■ **Requirement**:
Pictures appear among the records. Write out all else exactly as it stands.
---- Given data
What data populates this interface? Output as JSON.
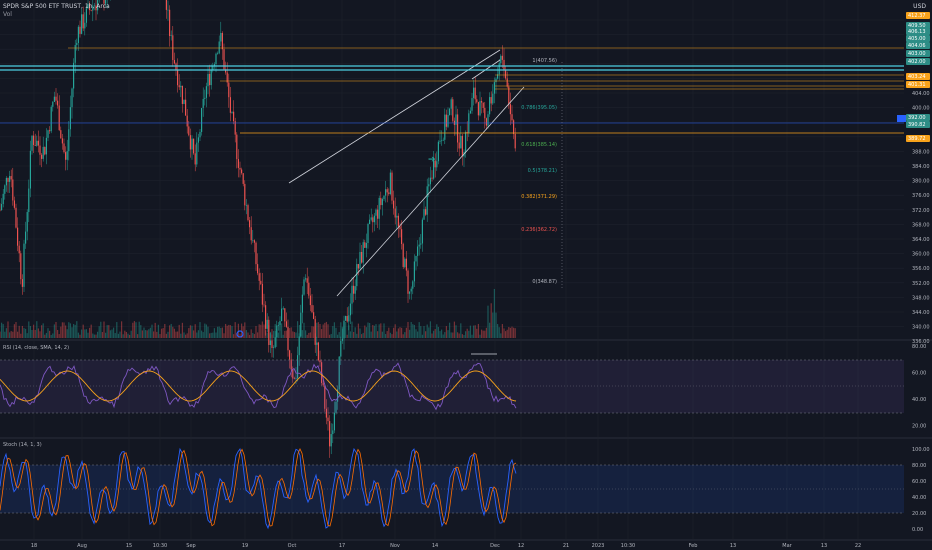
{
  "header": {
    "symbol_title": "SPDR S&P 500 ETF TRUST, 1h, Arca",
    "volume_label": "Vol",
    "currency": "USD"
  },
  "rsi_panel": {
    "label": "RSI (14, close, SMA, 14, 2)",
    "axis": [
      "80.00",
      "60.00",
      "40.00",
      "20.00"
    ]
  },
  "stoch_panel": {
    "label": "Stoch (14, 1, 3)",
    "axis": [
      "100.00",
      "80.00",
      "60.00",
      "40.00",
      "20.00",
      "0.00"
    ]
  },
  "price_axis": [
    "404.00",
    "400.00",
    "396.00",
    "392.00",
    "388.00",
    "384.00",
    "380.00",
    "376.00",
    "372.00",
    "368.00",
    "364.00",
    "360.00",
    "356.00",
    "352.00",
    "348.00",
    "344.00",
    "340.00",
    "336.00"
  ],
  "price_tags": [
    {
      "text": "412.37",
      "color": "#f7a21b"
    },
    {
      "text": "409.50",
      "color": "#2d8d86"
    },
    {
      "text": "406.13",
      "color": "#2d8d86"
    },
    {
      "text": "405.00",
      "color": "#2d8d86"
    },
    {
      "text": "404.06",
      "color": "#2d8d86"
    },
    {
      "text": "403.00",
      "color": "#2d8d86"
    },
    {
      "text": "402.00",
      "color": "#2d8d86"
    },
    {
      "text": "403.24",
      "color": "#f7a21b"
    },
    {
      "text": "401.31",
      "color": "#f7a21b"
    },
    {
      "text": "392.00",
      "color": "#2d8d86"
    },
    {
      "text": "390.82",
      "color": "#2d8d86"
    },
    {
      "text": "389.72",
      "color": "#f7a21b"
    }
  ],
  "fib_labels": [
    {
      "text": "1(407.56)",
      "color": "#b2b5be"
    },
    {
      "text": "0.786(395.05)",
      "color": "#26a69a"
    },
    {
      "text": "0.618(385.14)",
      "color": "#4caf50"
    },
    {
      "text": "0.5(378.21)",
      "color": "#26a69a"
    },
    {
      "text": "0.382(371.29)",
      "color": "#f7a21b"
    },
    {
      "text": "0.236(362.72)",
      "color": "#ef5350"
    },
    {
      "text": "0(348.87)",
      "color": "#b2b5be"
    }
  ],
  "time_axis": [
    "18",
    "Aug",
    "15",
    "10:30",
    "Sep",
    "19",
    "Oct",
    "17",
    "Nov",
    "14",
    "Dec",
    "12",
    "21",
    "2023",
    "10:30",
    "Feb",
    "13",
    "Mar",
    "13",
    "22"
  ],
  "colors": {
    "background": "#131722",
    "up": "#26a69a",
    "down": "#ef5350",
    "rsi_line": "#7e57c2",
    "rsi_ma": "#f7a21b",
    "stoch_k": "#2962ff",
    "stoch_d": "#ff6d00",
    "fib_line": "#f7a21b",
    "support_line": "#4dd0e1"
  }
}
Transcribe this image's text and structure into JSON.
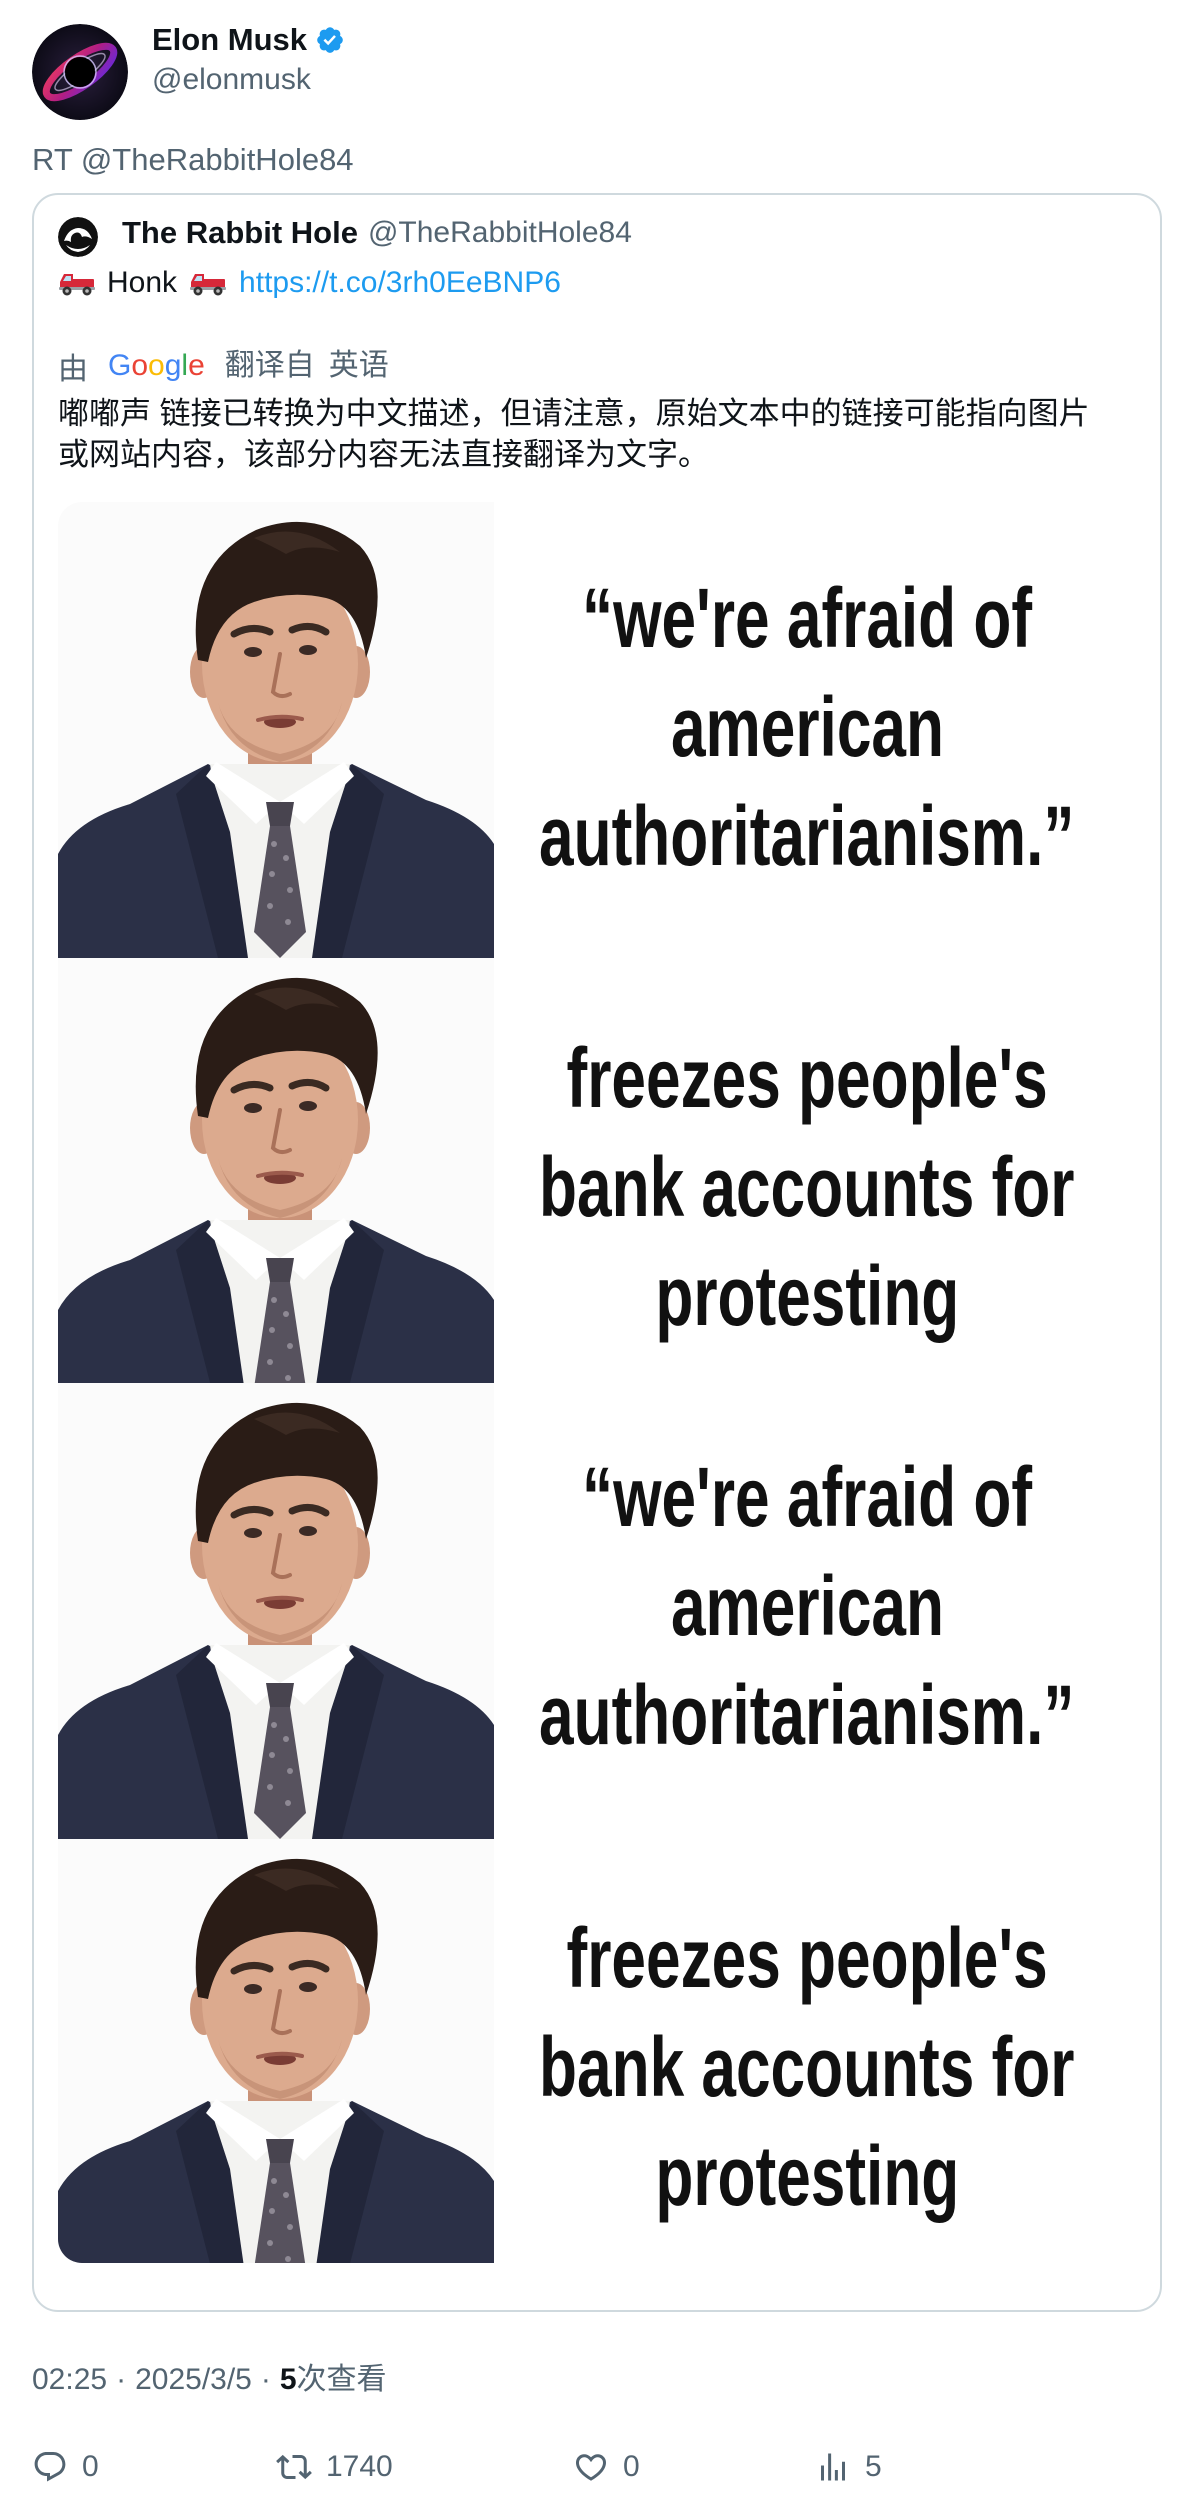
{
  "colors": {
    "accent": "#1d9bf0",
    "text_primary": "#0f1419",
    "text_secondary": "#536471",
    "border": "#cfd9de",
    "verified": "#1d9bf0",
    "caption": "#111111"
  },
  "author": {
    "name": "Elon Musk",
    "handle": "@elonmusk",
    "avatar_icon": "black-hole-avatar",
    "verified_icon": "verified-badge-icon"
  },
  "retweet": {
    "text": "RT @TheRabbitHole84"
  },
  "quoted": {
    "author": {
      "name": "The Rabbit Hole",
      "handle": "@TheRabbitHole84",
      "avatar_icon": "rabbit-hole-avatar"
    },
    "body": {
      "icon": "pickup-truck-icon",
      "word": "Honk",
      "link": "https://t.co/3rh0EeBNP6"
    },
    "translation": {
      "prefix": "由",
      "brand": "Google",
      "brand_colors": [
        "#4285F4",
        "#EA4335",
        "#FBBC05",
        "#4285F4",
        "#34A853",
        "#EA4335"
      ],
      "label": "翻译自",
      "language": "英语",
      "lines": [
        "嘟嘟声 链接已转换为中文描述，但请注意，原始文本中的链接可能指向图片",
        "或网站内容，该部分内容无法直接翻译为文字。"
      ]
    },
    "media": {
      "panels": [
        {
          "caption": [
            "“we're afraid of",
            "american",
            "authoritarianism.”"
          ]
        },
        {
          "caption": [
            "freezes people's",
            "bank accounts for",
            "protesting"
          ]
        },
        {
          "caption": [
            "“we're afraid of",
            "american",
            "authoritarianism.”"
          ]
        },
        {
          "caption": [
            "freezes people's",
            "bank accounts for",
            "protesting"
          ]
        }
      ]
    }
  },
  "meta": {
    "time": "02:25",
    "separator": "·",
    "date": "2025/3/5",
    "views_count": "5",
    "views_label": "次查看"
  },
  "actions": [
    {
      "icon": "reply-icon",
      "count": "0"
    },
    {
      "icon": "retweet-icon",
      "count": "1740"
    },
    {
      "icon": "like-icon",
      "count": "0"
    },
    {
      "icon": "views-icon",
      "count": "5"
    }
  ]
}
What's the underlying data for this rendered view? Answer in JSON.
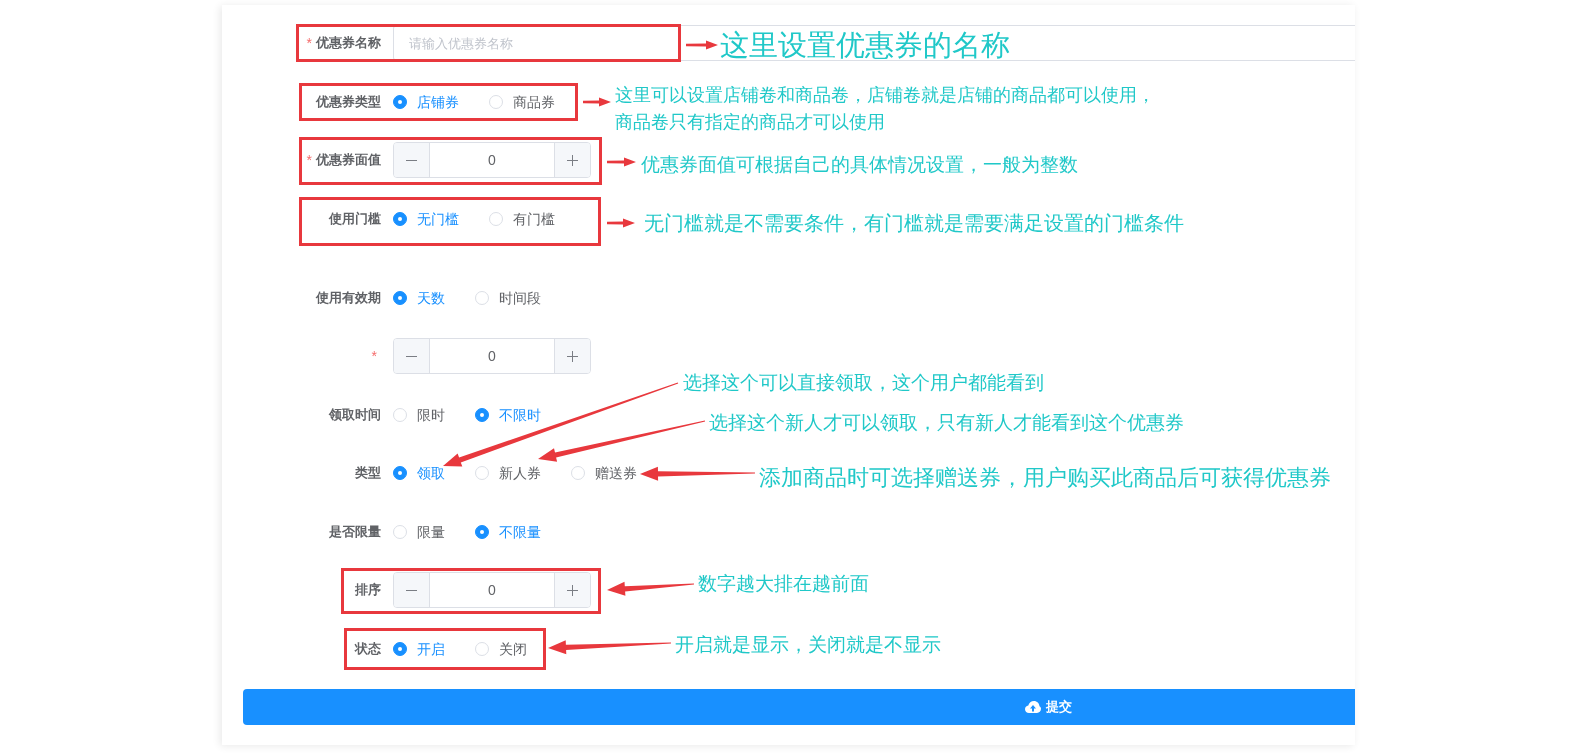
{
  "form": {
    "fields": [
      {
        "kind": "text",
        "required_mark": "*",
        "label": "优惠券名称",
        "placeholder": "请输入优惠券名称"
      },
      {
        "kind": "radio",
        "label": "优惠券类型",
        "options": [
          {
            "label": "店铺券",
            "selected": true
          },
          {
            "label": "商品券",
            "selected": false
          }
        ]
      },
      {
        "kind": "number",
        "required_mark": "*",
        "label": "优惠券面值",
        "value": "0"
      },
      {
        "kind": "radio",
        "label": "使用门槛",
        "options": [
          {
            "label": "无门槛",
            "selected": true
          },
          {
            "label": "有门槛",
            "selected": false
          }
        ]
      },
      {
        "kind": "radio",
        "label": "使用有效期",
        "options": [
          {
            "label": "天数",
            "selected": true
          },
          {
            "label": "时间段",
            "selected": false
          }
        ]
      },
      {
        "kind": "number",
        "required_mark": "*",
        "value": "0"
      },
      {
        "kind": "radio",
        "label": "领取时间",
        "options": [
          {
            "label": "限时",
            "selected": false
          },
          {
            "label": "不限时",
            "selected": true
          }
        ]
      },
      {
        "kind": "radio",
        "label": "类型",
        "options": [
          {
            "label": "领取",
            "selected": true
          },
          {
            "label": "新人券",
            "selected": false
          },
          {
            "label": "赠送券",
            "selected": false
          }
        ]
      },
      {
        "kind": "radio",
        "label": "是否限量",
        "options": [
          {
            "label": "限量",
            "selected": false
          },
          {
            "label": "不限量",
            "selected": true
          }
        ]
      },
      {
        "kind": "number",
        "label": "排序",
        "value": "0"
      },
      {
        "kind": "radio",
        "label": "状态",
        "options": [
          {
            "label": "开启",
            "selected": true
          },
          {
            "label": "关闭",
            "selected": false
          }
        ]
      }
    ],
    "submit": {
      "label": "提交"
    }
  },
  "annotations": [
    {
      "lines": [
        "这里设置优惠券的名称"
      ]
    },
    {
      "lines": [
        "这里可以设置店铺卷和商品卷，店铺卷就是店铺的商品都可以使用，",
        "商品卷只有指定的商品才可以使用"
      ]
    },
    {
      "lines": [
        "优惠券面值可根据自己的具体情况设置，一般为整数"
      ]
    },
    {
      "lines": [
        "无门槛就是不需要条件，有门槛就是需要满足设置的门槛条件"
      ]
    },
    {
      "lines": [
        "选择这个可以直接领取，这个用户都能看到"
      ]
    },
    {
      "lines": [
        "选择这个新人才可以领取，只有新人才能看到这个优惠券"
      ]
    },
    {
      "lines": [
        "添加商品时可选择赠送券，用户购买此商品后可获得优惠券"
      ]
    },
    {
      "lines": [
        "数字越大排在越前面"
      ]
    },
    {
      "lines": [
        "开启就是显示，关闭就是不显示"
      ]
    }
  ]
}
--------
■ **Final answer**:
What data populates this interface? Output as JSON.
{
  "header": {
    "symbol_title": "SPDR S&P 500 ETF TRUST, 1h, Arca",
    "volume_label": "Vol",
    "currency": "USD"
  },
  "rsi_panel": {
    "label": "RSI (14, close, SMA, 14, 2)",
    "axis": [
      "80.00",
      "60.00",
      "40.00",
      "20.00"
    ]
  },
  "stoch_panel": {
    "label": "Stoch (14, 1, 3)",
    "axis": [
      "100.00",
      "80.00",
      "60.00",
      "40.00",
      "20.00",
      "0.00"
    ]
  },
  "price_axis": [
    "404.00",
    "400.00",
    "396.00",
    "392.00",
    "388.00",
    "384.00",
    "380.00",
    "376.00",
    "372.00",
    "368.00",
    "364.00",
    "360.00",
    "356.00",
    "352.00",
    "348.00",
    "344.00",
    "340.00",
    "336.00"
  ],
  "price_tags": [
    {
      "text": "412.37",
      "color": "#f7a21b"
    },
    {
      "text": "409.50",
      "color": "#2d8d86"
    },
    {
      "text": "406.13",
      "color": "#2d8d86"
    },
    {
      "text": "405.00",
      "color": "#2d8d86"
    },
    {
      "text": "404.06",
      "color": "#2d8d86"
    },
    {
      "text": "403.00",
      "color": "#2d8d86"
    },
    {
      "text": "402.00",
      "color": "#2d8d86"
    },
    {
      "text": "403.24",
      "color": "#f7a21b"
    },
    {
      "text": "401.31",
      "color": "#f7a21b"
    },
    {
      "text": "392.00",
      "color": "#2d8d86"
    },
    {
      "text": "390.82",
      "color": "#2d8d86"
    },
    {
      "text": "389.72",
      "color": "#f7a21b"
    }
  ],
  "fib_labels": [
    {
      "text": "1(407.56)",
      "color": "#b2b5be"
    },
    {
      "text": "0.786(395.05)",
      "color": "#26a69a"
    },
    {
      "text": "0.618(385.14)",
      "color": "#4caf50"
    },
    {
      "text": "0.5(378.21)",
      "color": "#26a69a"
    },
    {
      "text": "0.382(371.29)",
      "color": "#f7a21b"
    },
    {
      "text": "0.236(362.72)",
      "color": "#ef5350"
    },
    {
      "text": "0(348.87)",
      "color": "#b2b5be"
    }
  ],
  "time_axis": [
    "18",
    "Aug",
    "15",
    "10:30",
    "Sep",
    "19",
    "Oct",
    "17",
    "Nov",
    "14",
    "Dec",
    "12",
    "21",
    "2023",
    "10:30",
    "Feb",
    "13",
    "Mar",
    "13",
    "22"
  ],
  "colors": {
    "background": "#131722",
    "up": "#26a69a",
    "down": "#ef5350",
    "rsi_line": "#7e57c2",
    "rsi_ma": "#f7a21b",
    "stoch_k": "#2962ff",
    "stoch_d": "#ff6d00",
    "fib_line": "#f7a21b",
    "support_line": "#4dd0e1"
  }
}
Transcribe this image's text and structure into JSON.
{
  "colors": {
    "accent": "#1d9bf0",
    "text_primary": "#0f1419",
    "text_secondary": "#536471",
    "border": "#cfd9de",
    "verified": "#1d9bf0",
    "caption": "#111111"
  },
  "author": {
    "name": "Elon Musk",
    "handle": "@elonmusk",
    "avatar_icon": "black-hole-avatar",
    "verified_icon": "verified-badge-icon"
  },
  "retweet": {
    "text": "RT @TheRabbitHole84"
  },
  "quoted": {
    "author": {
      "name": "The Rabbit Hole",
      "handle": "@TheRabbitHole84",
      "avatar_icon": "rabbit-hole-avatar"
    },
    "body": {
      "icon": "pickup-truck-icon",
      "word": "Honk",
      "link": "https://t.co/3rh0EeBNP6"
    },
    "translation": {
      "prefix": "由",
      "brand": "Google",
      "brand_colors": [
        "#4285F4",
        "#EA4335",
        "#FBBC05",
        "#4285F4",
        "#34A853",
        "#EA4335"
      ],
      "label": "翻译自",
      "language": "英语",
      "lines": [
        "嘟嘟声 链接已转换为中文描述，但请注意，原始文本中的链接可能指向图片",
        "或网站内容，该部分内容无法直接翻译为文字。"
      ]
    },
    "media": {
      "panels": [
        {
          "caption": [
            "“we're afraid of",
            "american",
            "authoritarianism.”"
          ]
        },
        {
          "caption": [
            "freezes people's",
            "bank accounts for",
            "protesting"
          ]
        },
        {
          "caption": [
            "“we're afraid of",
            "american",
            "authoritarianism.”"
          ]
        },
        {
          "caption": [
            "freezes people's",
            "bank accounts for",
            "protesting"
          ]
        }
      ]
    }
  },
  "meta": {
    "time": "02:25",
    "separator": "·",
    "date": "2025/3/5",
    "views_count": "5",
    "views_label": "次查看"
  },
  "actions": [
    {
      "icon": "reply-icon",
      "count": "0"
    },
    {
      "icon": "retweet-icon",
      "count": "1740"
    },
    {
      "icon": "like-icon",
      "count": "0"
    },
    {
      "icon": "views-icon",
      "count": "5"
    }
  ]
}
What's the underlying data for this rendered view? Answer in JSON.
{
  "form": {
    "fields": [
      {
        "kind": "text",
        "required_mark": "*",
        "label": "优惠券名称",
        "placeholder": "请输入优惠券名称"
      },
      {
        "kind": "radio",
        "label": "优惠券类型",
        "options": [
          {
            "label": "店铺券",
            "selected": true
          },
          {
            "label": "商品券",
            "selected": false
          }
        ]
      },
      {
        "kind": "number",
        "required_mark": "*",
        "label": "优惠券面值",
        "value": "0"
      },
      {
        "kind": "radio",
        "label": "使用门槛",
        "options": [
          {
            "label": "无门槛",
            "selected": true
          },
          {
            "label": "有门槛",
            "selected": false
          }
        ]
      },
      {
        "kind": "radio",
        "label": "使用有效期",
        "options": [
          {
            "label": "天数",
            "selected": true
          },
          {
            "label": "时间段",
            "selected": false
          }
        ]
      },
      {
        "kind": "number",
        "required_mark": "*",
        "value": "0"
      },
      {
        "kind": "radio",
        "label": "领取时间",
        "options": [
          {
            "label": "限时",
            "selected": false
          },
          {
            "label": "不限时",
            "selected": true
          }
        ]
      },
      {
        "kind": "radio",
        "label": "类型",
        "options": [
          {
            "label": "领取",
            "selected": true
          },
          {
            "label": "新人券",
            "selected": false
          },
          {
            "label": "赠送券",
            "selected": false
          }
        ]
      },
      {
        "kind": "radio",
        "label": "是否限量",
        "options": [
          {
            "label": "限量",
            "selected": false
          },
          {
            "label": "不限量",
            "selected": true
          }
        ]
      },
      {
        "kind": "number",
        "label": "排序",
        "value": "0"
      },
      {
        "kind": "radio",
        "label": "状态",
        "options": [
          {
            "label": "开启",
            "selected": true
          },
          {
            "label": "关闭",
            "selected": false
          }
        ]
      }
    ],
    "submit": {
      "label": "提交"
    }
  },
  "annotations": [
    {
      "lines": [
        "这里设置优惠券的名称"
      ]
    },
    {
      "lines": [
        "这里可以设置店铺卷和商品卷，店铺卷就是店铺的商品都可以使用，",
        "商品卷只有指定的商品才可以使用"
      ]
    },
    {
      "lines": [
        "优惠券面值可根据自己的具体情况设置，一般为整数"
      ]
    },
    {
      "lines": [
        "无门槛就是不需要条件，有门槛就是需要满足设置的门槛条件"
      ]
    },
    {
      "lines": [
        "选择这个可以直接领取，这个用户都能看到"
      ]
    },
    {
      "lines": [
        "选择这个新人才可以领取，只有新人才能看到这个优惠券"
      ]
    },
    {
      "lines": [
        "添加商品时可选择赠送券，用户购买此商品后可获得优惠券"
      ]
    },
    {
      "lines": [
        "数字越大排在越前面"
      ]
    },
    {
      "lines": [
        "开启就是显示，关闭就是不显示"
      ]
    }
  ]
}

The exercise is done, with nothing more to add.